─── AVAILABLE DATA
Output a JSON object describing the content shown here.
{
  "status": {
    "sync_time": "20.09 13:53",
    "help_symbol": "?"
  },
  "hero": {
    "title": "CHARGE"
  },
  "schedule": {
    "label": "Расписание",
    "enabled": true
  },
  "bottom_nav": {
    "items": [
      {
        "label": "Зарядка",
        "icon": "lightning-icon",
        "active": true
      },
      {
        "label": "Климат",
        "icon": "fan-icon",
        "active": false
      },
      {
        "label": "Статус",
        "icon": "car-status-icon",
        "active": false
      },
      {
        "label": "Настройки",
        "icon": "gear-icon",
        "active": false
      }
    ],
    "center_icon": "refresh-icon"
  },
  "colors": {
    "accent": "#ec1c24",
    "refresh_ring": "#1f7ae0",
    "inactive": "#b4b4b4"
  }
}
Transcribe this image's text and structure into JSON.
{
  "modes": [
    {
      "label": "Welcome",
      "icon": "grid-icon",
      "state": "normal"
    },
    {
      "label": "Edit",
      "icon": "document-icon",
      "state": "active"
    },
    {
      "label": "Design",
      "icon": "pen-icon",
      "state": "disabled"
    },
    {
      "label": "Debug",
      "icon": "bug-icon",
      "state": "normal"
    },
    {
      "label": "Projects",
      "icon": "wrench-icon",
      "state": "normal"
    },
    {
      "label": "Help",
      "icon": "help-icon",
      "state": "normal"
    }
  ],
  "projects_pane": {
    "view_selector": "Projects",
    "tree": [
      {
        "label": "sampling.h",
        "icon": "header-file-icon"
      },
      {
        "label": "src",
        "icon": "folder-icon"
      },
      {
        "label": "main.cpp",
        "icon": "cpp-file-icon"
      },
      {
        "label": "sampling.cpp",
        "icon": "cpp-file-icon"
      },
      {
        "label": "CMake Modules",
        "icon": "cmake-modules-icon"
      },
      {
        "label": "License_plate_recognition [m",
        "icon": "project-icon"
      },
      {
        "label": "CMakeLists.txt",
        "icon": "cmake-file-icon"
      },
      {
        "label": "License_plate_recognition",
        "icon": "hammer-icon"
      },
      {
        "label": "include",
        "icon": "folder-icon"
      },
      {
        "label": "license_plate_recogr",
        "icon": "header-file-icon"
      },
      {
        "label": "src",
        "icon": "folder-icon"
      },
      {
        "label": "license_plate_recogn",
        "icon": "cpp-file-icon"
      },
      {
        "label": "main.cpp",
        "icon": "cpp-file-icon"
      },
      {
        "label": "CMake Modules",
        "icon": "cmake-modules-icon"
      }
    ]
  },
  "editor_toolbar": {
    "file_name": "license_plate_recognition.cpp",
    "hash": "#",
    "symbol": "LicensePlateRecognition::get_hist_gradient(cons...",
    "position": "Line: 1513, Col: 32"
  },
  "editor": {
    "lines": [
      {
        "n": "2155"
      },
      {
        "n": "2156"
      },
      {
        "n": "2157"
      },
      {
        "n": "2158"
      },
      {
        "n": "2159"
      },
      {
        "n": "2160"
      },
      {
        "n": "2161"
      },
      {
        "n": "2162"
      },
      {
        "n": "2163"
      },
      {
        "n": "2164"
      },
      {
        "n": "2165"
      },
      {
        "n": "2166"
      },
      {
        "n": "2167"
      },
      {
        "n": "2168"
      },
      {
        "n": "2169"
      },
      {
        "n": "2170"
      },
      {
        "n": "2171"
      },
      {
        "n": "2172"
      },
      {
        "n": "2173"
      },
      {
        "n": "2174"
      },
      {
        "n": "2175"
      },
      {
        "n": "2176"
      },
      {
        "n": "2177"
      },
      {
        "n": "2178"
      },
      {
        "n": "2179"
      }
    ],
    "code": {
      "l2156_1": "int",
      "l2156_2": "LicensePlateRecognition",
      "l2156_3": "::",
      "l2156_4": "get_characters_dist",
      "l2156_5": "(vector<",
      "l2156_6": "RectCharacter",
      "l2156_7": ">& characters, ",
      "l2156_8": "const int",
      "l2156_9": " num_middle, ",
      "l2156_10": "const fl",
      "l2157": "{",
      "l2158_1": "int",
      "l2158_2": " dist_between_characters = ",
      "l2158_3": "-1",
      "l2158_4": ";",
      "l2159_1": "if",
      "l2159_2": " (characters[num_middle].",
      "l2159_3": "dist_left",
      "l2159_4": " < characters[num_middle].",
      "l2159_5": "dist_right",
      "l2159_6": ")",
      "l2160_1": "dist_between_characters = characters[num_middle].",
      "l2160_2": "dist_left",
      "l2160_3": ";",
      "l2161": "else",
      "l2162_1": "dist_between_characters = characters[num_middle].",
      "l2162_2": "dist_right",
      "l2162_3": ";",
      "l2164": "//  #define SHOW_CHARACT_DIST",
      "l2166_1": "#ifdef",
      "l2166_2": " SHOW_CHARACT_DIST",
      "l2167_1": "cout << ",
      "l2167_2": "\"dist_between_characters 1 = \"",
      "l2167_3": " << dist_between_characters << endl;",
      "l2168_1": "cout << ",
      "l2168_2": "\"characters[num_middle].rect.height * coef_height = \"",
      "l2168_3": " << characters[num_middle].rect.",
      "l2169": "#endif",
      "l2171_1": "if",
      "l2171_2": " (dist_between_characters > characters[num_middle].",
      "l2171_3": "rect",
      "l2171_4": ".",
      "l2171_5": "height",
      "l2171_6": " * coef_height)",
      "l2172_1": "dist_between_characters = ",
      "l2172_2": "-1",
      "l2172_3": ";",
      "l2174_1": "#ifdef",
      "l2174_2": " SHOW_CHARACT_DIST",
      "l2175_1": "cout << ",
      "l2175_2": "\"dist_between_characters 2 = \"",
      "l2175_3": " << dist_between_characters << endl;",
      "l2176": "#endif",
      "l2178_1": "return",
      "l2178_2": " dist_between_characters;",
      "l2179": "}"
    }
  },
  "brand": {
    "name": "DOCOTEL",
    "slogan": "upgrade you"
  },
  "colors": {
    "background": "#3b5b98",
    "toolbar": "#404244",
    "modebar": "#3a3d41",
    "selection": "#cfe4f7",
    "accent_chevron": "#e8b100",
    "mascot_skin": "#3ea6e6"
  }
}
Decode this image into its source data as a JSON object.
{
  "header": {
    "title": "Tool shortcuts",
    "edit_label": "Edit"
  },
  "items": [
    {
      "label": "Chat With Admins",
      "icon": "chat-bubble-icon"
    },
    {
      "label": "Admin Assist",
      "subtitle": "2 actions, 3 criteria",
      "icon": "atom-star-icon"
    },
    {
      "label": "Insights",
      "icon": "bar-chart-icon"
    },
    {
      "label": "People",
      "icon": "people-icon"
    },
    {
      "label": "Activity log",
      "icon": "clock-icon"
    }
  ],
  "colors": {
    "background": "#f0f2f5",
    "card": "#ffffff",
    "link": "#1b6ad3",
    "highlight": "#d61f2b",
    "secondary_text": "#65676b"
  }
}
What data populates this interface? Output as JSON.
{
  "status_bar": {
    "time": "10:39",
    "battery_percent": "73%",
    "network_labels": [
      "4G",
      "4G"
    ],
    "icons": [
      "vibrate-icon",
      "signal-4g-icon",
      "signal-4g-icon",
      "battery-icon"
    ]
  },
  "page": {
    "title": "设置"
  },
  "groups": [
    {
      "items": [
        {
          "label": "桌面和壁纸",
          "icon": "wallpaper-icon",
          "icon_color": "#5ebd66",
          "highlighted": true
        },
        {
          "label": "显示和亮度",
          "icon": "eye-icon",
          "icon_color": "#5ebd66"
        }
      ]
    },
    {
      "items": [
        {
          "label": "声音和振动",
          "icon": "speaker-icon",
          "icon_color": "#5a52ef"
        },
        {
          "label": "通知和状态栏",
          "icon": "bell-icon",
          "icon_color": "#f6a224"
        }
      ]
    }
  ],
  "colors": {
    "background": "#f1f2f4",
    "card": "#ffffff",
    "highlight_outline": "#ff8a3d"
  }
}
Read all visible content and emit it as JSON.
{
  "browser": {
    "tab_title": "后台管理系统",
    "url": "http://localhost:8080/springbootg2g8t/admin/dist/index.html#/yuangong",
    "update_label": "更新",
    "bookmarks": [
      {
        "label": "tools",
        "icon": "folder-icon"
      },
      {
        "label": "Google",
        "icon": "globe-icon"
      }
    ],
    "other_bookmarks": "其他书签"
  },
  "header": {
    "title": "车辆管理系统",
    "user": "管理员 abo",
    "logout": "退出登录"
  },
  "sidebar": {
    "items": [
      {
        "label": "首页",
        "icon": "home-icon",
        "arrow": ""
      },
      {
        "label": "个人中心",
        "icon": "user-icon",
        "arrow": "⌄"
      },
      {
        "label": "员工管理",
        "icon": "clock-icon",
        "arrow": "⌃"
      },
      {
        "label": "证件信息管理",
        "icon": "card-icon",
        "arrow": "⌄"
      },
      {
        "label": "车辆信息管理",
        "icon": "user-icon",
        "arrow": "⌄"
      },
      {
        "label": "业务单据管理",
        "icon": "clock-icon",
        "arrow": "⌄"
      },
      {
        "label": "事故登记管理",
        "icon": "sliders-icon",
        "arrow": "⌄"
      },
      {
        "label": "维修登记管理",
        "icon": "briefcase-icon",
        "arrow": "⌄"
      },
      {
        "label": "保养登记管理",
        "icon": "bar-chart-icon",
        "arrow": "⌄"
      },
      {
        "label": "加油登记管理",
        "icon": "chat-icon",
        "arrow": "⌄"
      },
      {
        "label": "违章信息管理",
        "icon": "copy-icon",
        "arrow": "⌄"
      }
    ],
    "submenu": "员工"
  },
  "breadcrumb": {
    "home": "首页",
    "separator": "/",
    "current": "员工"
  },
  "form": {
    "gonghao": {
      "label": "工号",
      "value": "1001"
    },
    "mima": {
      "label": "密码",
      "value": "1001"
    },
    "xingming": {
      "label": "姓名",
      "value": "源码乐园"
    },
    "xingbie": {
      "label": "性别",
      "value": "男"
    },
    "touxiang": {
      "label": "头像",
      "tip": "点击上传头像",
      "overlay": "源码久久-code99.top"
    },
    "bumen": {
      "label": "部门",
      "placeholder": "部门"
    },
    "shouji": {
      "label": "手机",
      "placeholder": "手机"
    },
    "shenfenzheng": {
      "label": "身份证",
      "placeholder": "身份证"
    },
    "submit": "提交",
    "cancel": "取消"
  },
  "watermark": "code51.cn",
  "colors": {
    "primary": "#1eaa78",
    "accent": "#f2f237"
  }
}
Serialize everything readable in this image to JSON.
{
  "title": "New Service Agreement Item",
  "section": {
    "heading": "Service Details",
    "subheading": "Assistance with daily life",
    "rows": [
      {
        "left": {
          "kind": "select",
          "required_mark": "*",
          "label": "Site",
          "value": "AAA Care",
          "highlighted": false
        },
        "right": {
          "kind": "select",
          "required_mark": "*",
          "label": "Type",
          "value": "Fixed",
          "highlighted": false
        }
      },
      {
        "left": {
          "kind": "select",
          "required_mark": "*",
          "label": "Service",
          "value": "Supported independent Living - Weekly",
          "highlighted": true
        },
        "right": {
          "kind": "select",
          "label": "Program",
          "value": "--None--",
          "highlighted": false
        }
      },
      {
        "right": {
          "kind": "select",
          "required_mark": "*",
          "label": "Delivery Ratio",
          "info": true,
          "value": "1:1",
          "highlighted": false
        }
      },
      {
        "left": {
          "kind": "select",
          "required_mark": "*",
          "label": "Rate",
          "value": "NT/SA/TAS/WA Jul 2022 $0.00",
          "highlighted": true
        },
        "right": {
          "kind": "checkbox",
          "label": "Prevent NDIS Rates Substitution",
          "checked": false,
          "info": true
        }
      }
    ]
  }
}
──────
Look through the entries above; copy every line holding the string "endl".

      "l2167_3": " << dist_between_characters << endl;",
      "l2175_3": " << dist_between_characters << endl;",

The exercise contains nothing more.